_Exercise requirements:_ Which lines in the records below contain the word "price"? Copy each one.

== Supplied data

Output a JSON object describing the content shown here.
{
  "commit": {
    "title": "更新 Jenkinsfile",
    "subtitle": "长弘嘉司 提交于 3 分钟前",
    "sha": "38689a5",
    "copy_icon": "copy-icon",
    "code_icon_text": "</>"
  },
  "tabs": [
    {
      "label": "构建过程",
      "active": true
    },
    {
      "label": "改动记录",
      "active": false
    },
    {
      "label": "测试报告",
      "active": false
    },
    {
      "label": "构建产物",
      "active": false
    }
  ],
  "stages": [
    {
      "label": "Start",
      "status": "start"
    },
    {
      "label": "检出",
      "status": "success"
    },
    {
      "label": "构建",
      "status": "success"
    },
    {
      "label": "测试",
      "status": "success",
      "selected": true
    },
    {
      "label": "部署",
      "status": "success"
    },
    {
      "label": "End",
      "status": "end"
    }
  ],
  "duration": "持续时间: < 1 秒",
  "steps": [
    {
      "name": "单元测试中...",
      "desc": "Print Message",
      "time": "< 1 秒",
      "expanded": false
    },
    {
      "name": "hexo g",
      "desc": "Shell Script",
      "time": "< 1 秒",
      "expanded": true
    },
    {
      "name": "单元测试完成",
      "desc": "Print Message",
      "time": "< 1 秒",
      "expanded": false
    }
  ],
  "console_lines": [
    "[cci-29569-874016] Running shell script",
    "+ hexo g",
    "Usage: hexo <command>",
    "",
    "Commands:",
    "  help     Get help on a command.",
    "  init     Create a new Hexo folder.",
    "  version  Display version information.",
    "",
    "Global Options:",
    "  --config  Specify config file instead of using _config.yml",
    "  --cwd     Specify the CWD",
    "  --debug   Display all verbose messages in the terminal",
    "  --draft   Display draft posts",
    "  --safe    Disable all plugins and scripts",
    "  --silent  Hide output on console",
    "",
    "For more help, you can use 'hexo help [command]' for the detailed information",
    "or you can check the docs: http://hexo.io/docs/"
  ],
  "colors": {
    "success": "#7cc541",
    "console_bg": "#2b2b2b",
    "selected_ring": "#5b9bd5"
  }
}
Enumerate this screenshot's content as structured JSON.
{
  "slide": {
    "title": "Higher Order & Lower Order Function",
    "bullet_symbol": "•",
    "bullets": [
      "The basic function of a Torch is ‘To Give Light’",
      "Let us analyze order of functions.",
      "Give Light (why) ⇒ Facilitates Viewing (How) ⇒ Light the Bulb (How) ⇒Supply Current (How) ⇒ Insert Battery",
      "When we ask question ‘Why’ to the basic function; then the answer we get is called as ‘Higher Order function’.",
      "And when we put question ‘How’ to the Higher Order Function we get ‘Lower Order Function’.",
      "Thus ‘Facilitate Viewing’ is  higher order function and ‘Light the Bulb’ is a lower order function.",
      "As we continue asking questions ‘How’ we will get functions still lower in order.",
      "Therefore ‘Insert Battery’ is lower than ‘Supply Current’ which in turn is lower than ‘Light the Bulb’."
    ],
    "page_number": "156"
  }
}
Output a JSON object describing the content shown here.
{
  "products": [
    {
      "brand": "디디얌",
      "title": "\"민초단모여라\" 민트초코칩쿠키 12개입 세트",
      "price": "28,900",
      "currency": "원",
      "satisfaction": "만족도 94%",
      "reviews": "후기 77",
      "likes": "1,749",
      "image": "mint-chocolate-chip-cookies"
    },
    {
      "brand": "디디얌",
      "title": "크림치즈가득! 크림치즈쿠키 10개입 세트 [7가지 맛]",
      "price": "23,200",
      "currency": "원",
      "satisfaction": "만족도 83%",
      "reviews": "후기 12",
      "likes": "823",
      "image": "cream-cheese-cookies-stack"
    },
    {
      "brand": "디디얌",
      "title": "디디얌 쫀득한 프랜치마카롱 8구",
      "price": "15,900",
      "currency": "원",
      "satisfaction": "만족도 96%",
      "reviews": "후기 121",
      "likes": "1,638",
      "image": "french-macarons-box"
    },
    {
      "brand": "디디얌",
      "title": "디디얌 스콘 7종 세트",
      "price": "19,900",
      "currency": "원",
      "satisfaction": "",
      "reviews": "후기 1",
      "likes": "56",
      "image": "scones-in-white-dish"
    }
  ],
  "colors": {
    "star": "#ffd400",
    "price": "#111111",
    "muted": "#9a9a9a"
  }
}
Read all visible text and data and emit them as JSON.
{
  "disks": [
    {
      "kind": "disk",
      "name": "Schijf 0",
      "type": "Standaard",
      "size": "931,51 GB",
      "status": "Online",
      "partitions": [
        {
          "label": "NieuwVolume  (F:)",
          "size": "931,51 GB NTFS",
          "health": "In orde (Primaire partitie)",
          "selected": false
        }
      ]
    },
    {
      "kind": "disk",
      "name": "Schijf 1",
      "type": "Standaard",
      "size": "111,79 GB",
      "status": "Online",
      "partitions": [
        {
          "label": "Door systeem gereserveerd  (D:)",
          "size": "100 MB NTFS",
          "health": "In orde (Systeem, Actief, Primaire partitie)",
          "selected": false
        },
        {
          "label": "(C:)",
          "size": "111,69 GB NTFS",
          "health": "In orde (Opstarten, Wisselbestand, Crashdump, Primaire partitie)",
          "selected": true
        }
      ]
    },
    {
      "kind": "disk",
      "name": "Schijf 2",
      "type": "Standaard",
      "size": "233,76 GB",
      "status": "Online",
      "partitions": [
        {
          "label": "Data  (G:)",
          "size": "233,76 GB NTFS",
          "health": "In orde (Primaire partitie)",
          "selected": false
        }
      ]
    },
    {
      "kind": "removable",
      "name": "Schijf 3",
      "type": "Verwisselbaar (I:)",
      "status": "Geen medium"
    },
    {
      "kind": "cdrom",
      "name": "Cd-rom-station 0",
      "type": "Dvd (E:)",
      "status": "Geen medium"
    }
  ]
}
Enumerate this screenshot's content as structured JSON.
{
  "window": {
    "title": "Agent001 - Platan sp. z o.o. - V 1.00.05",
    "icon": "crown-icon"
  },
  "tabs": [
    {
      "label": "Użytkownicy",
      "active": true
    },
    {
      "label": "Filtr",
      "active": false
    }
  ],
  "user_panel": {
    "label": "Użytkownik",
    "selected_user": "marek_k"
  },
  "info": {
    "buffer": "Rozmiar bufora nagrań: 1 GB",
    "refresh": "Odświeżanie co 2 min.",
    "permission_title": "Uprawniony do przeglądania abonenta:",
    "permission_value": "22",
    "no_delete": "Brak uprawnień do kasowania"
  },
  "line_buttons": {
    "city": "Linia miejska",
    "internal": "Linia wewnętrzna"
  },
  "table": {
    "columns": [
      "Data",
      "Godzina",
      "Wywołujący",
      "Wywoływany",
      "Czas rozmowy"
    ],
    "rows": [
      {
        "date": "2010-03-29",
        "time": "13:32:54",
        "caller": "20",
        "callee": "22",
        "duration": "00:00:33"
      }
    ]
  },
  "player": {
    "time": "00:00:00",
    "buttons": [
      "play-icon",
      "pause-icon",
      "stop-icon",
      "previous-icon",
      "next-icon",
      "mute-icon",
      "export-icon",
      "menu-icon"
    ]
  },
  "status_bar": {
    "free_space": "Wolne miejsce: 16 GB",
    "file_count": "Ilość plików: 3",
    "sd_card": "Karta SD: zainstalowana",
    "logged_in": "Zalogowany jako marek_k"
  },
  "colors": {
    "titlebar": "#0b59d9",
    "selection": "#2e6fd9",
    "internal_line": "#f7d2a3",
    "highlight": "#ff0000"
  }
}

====

_Task result:_
      "price": "28,900",
      "price": "23,200",
      "price": "15,900",
      "price": "19,900",
    "price": "#111111",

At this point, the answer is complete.